I used to wear headphones just about every run I took.  I remember the runs that pre-dated my MP3 player, when I would run with a bulky Discman.  Unless I held it perfectly flat and stable, the music hiccupped with every plodding step.  I might as well have been trying to run with a miniature Victrola.
Admittedly, Walkmans worked better, but the only cassettes I could ever find were some Wayne Dyer audiobooks from the mid-eighties.  MP3 players worked the best for running of course, but those were only slightly less of a distraction than the Discman. I found I still devoted as much attention to the music as to my run.  I was either fiddling with the volume or trying to find just the right song for the moment, or trying to keep the ear buds from flopping out of my ears.
I didn’t like my dependence on music, yet still, I never went on any runs without it.  Just like shoes, it was simply part of my running equipment.
And then I started running barefoot, and I haven’t worn headphones since.
For one thing, the sound of my footsteps helps coach my running form: the quieter my stride, the better my form.  Also, I discovered that the primary reason I run barefoot is to connect with both my surroundings and myself, so cranking up music masks too much of that connection.  It’s like spending an entire camping trip watching YouTube on your smartphone.  Sure, you’re still in nature, but you’re simply not getting the full benefit.
Besides, I found that I didn’t need headphones to listen to music.  Our minds have a remarkable ability to play whichever song we want to hear, and it is often more interesting to watch where your thoughts take you.  It’s more meditative, more ‘go with the flow’.
Wearing headphones became an unnecessary issue of control, however minor.  I wanted to choose the right song, at the right volume, and keep those ear buds in my ears.  Of course, I would come to a song I didn’t want to listen to at that moment, or the volume would be too high or low for the circumstances, or those ear buds would fall out of my ears.  I wasn’t sure whether I was controlling the music or the music was controlling me. When I left the headphones at home, I found that I was watching my thoughts, but not trying to control them.  are an impartial observer of your thoughts, there’s much less to frustrate you.

So if you like running with headphones; do so- whatever helps you run is a good thing!  But you may be surprised how much music is out in nature, and within you, and how freeing it can be to let go of your headphones!

Not a Guru

I’m not a guru.  Pretending to be something you’re not just gets you in trouble.  I’m an average guy with a good family.  Like the majority of free people in mankind’s long existence, we get by alright but we know that true security is like an enchanted deer in the woods that lets you get close but then bounds away just out of reach.

But I’m happy.

That’s in part why I’m sharing my thoughts.  Not because I’m a scientist, doctor or guru.  No- it’s because I’m like you.   I will never be the best at anything, but I want to try my best at everything.

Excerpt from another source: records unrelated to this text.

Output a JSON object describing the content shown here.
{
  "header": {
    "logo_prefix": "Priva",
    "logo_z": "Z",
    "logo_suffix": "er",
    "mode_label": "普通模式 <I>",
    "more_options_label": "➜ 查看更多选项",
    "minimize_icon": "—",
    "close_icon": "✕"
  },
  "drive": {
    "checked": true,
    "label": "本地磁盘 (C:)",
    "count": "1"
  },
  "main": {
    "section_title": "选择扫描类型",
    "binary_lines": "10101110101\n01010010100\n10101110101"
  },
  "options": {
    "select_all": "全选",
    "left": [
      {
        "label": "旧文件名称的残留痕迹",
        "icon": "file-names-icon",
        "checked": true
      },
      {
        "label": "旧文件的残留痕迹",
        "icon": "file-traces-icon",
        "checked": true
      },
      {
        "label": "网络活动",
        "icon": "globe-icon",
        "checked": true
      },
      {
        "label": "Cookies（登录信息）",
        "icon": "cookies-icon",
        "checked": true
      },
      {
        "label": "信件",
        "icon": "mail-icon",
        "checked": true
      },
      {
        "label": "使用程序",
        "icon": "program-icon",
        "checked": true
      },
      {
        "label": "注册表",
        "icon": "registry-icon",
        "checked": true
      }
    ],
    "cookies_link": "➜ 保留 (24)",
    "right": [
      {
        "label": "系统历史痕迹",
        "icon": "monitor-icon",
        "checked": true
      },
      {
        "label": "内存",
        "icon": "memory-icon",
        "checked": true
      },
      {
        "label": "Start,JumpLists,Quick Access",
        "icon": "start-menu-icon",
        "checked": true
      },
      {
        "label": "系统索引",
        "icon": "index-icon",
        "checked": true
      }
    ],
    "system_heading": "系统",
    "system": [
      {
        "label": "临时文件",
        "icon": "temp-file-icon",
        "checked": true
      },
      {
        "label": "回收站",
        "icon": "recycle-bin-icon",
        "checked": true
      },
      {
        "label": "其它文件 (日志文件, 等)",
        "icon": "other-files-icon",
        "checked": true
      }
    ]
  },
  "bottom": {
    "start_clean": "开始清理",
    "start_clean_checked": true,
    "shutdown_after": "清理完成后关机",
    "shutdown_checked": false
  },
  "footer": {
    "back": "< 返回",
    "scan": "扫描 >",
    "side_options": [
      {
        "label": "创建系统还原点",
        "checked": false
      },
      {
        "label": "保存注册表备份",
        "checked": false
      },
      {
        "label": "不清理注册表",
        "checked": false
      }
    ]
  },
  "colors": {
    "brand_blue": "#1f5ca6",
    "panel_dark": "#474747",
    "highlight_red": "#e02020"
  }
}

I want to take care of my family, get along with my neighbors, and thrive in a crazy world.  And, along the way, I keep my eye out for interesting tactics to live a life of abundance, no matter how much I have to work with.  So, for fun and posterity, I write about my journey and what I learn along the way.  And perhaps you’ll find something entertaining, and maybe even useful too.  Either way, thanks for reading, liking or commenting on my posts.  I’m honored you stopped by.